    SELTs are an important source of information to inform individual teaching practice, decisions about teaching duties, and course and program curriculum design. They enable the University to assess how effectively its learning environments and teaching practices facilitate student engagement and learning outcomes. Under the current SELT Policy ( course SELTs are mandated and must be conducted at the conclusion of each term/semester/trimester for every course offering. Feedback on issues raised through course SELT surveys is made available to enrolled students through various resources (e.g. MyUni). In addition aggregated course SELT data is available.

  • Student Support
  • Policies & Guidelines
  • Fraud Awareness
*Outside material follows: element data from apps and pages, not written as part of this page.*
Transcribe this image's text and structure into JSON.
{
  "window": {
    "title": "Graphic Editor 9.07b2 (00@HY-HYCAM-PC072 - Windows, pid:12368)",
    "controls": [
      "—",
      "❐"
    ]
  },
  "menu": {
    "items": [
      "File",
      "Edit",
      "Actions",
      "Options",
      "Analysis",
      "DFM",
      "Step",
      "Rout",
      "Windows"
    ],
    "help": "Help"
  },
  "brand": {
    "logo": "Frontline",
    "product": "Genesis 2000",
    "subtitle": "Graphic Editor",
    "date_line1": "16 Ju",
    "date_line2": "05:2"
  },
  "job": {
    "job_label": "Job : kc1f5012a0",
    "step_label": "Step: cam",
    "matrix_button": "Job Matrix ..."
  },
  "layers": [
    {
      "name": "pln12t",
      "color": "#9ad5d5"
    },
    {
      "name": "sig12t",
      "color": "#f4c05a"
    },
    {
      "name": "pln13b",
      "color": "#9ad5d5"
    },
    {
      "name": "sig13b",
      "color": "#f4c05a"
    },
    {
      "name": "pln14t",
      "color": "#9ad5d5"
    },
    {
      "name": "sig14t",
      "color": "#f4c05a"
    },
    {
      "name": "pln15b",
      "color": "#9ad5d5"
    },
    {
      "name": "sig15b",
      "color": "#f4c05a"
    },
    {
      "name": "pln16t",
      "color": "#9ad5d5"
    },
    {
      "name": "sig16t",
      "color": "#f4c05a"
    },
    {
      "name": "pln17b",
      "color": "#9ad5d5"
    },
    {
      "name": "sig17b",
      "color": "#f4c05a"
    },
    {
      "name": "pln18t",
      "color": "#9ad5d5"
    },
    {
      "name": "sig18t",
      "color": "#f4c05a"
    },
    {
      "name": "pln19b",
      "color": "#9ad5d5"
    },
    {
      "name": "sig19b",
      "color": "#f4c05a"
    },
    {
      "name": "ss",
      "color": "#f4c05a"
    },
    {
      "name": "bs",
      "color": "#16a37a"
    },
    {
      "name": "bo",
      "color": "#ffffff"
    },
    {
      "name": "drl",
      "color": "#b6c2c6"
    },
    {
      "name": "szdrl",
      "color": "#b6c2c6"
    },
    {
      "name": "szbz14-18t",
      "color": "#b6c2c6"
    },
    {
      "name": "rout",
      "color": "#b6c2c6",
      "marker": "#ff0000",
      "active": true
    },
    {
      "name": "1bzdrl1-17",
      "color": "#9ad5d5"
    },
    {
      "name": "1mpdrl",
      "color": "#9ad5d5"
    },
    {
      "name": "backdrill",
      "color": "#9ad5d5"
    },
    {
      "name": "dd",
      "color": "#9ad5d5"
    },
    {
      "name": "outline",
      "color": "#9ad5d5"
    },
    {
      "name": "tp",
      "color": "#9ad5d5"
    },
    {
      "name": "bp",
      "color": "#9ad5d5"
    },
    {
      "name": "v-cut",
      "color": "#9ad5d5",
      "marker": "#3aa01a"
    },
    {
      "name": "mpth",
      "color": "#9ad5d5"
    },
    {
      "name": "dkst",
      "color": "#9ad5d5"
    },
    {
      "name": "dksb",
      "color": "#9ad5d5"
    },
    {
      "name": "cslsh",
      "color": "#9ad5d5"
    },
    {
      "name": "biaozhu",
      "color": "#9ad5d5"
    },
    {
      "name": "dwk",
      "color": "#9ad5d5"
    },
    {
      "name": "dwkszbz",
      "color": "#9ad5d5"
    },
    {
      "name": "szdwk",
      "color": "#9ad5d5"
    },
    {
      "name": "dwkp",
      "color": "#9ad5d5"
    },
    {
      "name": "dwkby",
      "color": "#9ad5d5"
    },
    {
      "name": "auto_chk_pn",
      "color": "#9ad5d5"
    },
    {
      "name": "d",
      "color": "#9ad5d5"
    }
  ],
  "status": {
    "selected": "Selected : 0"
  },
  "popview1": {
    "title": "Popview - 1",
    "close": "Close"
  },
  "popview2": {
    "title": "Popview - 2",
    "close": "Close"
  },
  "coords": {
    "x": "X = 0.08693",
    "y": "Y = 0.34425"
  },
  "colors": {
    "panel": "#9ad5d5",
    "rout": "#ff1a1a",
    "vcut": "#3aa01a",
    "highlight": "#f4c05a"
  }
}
    Students are reminded that in order to maintain the academic integrity of all programs and courses, the university has a zero-tolerance approach to students offering money or significant value goods or services to any staff member who is involved in their teaching or assessment. Students offering lecturers or tutors or professional staff anything more than a small token of appreciation is totally unacceptable, in any circumstances. Staff members are obliged to report all such incidents to their supervisor/manager, who will refer them for action under the university's student’s disciplinary procedures.

The University of Adelaide is committed to regular reviews of the courses and programs it offers to students. The University of Adelaide therefore reserves the right to discontinue or vary programs and courses without notice. Please read the important information contained in the disclaimer.